### [Work required]
In the listing below, find every line with the string "chevron" and pull it out.

========================================

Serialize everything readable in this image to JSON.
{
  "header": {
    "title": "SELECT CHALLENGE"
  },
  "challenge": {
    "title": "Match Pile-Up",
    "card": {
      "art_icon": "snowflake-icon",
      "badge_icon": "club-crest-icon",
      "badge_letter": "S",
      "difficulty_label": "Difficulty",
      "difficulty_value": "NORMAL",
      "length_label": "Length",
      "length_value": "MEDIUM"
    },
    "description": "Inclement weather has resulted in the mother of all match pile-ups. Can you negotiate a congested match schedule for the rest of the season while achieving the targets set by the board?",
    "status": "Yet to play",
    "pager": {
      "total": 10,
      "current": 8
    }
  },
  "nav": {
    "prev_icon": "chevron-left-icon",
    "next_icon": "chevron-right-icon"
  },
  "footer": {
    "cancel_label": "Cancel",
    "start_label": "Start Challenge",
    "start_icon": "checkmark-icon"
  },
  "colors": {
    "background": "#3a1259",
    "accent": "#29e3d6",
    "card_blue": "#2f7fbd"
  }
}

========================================

### [Written solution]
    "prev_icon": "chevron-left-icon",
    "next_icon": "chevron-right-icon"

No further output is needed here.